On Thursday, the State Board of Education unanimously approved a request from Idaho State University to pursue a partnership with a private osteopathic school.
The proposed Idaho School of Osteopathic Medicine would be based on ISU’s Meridian campus, and would employ an estimated 90 faculty members, said Megan Ronk, director of the Idaho Department of Commerce.
The school isn’t guaranteed; Rather, the agreement approval was required for negotiations and development to move forward.
The investment group, The Burrell Group, had previously considered Montana State University as an affiliate school, but those negotiations ended in December.
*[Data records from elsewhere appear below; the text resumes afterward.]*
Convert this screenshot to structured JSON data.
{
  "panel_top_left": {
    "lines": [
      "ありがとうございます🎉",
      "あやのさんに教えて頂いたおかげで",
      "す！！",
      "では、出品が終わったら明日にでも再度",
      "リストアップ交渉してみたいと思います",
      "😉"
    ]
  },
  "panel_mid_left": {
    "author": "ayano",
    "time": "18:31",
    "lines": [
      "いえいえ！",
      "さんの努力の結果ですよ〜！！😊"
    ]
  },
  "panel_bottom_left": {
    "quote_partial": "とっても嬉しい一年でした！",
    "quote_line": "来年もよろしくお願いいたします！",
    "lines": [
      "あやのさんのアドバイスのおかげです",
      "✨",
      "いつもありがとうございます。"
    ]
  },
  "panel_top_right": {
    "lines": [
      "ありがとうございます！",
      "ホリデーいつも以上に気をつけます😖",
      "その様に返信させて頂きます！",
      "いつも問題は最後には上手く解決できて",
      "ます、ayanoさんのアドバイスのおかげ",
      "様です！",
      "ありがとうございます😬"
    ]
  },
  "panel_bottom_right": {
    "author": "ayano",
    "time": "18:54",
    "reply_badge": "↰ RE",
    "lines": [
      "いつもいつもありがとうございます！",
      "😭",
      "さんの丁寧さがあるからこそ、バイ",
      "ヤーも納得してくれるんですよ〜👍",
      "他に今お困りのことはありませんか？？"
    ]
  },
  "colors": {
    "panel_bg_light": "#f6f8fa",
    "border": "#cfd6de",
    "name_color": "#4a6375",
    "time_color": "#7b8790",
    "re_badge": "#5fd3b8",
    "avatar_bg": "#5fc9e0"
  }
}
One concern that came up: A private medical school would compete with the WWAMI program.
On Thursday, Idaho’s Joint Finance-Appropriations Committee approved funding for an additional five WWAMI seats, according to Eye on Boise.
Ronk said the department got a tip about a month ago, and has moved quickly to keep the investors’ interest.
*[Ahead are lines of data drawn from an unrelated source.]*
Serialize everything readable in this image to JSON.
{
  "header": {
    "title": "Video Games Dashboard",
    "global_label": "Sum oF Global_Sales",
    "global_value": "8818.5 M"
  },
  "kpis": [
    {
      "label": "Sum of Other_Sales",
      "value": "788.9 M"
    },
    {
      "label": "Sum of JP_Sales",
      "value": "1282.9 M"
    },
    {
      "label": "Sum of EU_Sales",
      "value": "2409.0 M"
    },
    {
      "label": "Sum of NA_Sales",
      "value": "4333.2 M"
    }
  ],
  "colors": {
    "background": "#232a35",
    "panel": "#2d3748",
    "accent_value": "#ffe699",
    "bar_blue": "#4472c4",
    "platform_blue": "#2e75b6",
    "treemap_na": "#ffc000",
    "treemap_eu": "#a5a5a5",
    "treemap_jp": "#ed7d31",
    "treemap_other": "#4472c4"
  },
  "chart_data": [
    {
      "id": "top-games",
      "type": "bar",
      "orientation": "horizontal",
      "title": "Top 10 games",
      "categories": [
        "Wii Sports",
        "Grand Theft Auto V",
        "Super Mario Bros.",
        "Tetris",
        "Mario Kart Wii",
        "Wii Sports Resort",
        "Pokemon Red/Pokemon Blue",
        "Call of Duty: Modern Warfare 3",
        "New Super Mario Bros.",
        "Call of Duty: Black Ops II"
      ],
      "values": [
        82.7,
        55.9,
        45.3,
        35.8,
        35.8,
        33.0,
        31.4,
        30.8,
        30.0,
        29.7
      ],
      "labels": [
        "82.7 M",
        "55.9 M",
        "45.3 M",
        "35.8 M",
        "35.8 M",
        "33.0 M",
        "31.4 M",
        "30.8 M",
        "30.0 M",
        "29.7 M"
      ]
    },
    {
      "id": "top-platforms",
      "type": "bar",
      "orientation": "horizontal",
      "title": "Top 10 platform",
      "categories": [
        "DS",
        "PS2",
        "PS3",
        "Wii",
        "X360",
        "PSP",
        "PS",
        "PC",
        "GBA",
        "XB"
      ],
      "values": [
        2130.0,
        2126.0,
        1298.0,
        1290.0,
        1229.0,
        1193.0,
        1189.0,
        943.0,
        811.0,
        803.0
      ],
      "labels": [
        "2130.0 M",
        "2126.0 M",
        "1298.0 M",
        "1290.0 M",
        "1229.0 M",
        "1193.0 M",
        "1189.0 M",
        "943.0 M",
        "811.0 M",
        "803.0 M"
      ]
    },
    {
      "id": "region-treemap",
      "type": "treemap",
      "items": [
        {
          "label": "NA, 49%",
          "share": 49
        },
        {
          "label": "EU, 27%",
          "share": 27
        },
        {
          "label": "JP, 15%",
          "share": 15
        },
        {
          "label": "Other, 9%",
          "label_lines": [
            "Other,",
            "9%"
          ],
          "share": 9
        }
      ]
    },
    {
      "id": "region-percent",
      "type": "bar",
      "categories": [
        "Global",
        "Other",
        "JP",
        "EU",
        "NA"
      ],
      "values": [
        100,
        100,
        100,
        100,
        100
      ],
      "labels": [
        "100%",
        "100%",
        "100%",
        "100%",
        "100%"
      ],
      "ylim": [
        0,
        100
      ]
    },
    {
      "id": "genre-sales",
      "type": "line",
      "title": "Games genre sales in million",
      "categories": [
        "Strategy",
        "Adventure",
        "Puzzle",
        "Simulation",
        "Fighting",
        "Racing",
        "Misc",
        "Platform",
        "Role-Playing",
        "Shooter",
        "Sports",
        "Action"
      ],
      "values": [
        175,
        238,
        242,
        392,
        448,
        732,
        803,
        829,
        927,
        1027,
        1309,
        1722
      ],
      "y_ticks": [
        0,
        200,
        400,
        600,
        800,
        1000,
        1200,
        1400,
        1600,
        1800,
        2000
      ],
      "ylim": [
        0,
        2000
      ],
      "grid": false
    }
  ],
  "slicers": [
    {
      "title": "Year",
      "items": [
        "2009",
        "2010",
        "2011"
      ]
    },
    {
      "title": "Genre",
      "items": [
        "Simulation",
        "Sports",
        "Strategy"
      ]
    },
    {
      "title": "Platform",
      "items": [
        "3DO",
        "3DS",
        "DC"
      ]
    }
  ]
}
“This is a tremendous opportunity for us to leverage a private investment to make a difference,” Ronk said.
The mission of the school would focus on rural healthcare and underserved communities, as well as the state’s physician shortage, said Brian Whitlock of the Idaho Hospital Association.
While there’s no state money going directly to support the school, the Idaho Economic Advisory Council did approve a Tax Reimbursement Incentive award, Ronk said.
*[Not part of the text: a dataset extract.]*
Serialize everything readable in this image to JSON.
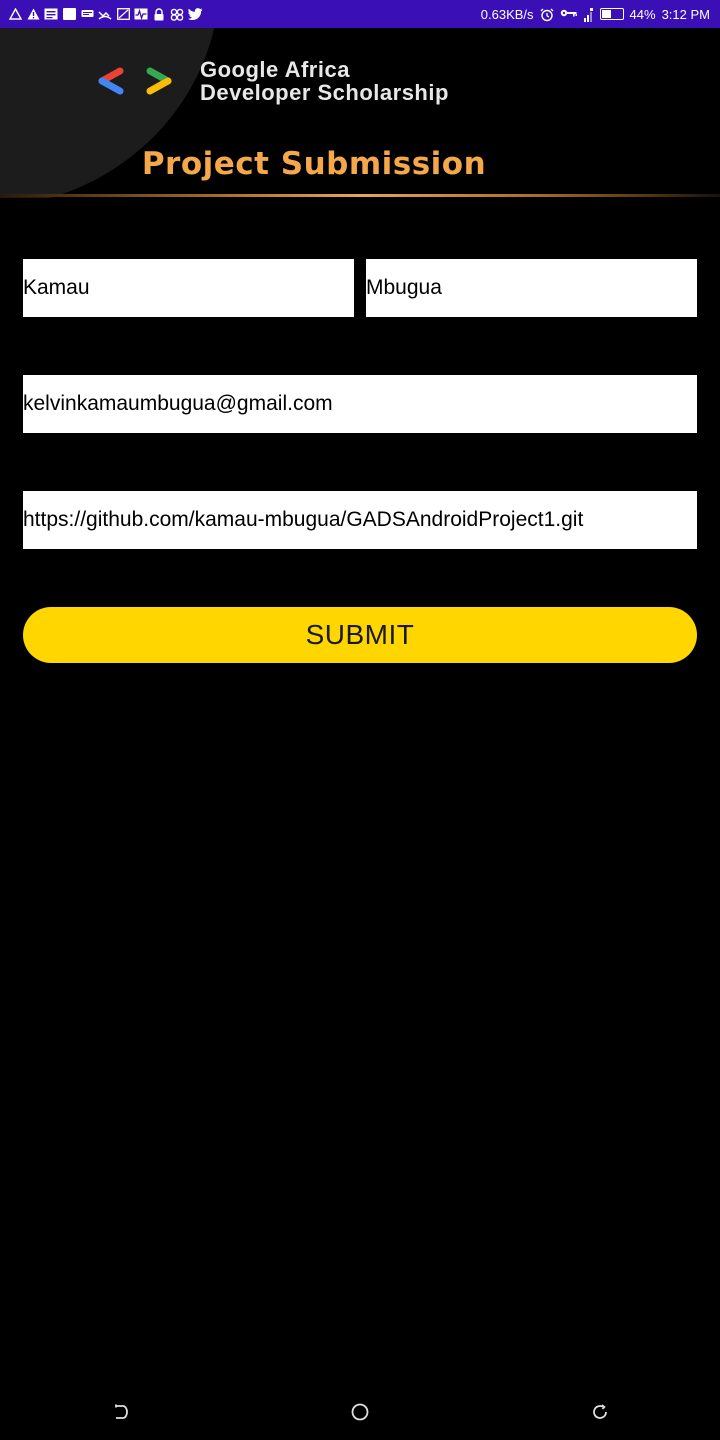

On the Department of Commerce website, “Project Mustang,” which was approved Feb. 19, shows a 21 percent reimbursement award over the next 10 years. According to project details, averages wages would be $88,300 for an estimated 90 new jobs. Ronk confirmed Project Mustang is the ISU partnership.
Here’s the breakdown from the Department of Commerce site:
- Number of New Jobs: 90
- Average Wage: $88,300
- Capital Investment: $32.6 million
- Total Project Wages: $79.5 million
- New Total State Revenue: $20.9 million
- New Direct State Revenue: $18.4 million
- Estimated Incentive Value: $3.9 million